BIG reports bullying is parents' biggest fear in children's transition to secondary school

Following a survey of 7,000 pupils, the Bullying Intervention Group (BIG) has put together a picture of how schools deal with bullying. According to the survey, bullying is the number one worry for parents and pupils when thinking about the transition to secondary school.

Asked to name anything that was worrying them about their child’s transition to secondary school, 80% of parents cited in-person bullying followed by performance at school 76% and making friends, 73%. Suffering bullying was also the top concern, for two thirds of children. 

Pupils in schools that are members of BIG were asked to rate how well their school deals with bullying. Schools described as 'not dealing with it very well at all' were compared with those that are dealing with it 'very well'. A picture emerged of the different ways schools go about preventing and reducing bullying.

Ineffective schools tended to rely excessively on assemblies or lessons and were doing far less of the other activities such as engaging pupils themselves in anti-bullying programmes. The successful schools on the other hand were using many strategies simultaneously including 'teaching people to respect others who are different' and resolving incidents so that they 'get it to stop' three times more often than their ineffective counterparts.

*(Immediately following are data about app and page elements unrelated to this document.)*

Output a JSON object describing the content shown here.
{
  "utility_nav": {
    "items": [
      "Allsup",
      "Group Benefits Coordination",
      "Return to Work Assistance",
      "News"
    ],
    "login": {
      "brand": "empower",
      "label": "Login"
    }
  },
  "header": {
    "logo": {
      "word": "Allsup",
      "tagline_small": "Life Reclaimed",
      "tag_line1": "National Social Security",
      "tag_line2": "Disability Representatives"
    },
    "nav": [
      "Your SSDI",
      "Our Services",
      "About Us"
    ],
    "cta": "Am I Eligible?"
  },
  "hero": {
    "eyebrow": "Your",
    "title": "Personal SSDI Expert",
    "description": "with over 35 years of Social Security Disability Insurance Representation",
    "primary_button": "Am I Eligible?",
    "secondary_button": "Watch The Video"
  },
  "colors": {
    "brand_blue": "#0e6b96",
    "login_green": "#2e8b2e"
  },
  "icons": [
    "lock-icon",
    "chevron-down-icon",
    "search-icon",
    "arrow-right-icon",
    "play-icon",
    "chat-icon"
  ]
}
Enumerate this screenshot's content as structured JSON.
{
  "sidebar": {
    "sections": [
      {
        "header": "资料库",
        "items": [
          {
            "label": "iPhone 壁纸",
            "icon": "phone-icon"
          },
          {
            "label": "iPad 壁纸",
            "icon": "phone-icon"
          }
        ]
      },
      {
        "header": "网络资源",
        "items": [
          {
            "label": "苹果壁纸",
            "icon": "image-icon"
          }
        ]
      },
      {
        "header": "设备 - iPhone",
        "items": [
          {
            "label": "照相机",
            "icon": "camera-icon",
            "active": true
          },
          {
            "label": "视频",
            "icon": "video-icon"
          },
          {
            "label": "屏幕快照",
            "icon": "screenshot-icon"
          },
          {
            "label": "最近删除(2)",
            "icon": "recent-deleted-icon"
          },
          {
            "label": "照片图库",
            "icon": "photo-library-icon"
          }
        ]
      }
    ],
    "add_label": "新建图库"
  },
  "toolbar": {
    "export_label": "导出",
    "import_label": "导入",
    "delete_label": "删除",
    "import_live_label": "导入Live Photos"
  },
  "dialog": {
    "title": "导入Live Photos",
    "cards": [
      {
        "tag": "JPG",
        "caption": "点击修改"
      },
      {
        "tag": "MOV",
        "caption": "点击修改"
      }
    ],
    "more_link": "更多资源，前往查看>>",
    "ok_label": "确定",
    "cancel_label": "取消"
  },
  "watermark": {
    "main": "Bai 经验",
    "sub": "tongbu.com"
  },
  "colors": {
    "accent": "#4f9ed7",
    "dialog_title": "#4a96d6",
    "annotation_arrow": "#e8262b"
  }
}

The harder more intractable cases starkly demonstrate the vital difference:  Effective schools were six times more likely to resolve the cases of those who were bullied 'a lot'. They also run peer support schemes and teach pupils how to stay safe online.

In the weaker schools, pupils were reluctant to report the bullying for it was likely to make things worse and their fears were justified. This happened to 51% of the pupils who were bullied ‘a lot’ who went so far as to report it.

BIG runs a national award scheme and offers schools support, advice, training and resources. The BIG Award for excellence in bullying intervention is a goal that hundreds of schools are working towards. Those who achieve this national award show innovative and thoughtful approaches that suit their school population and involve their students, staff and parents in a joint effort. Prospective parents should ask the schools they visit whether they are working towards the BIG Award. They could encourage schools to begin working towards a proven, successful way of reducing bullying and dealing with it successfully if it occurs.

Learn more about the BIG Award.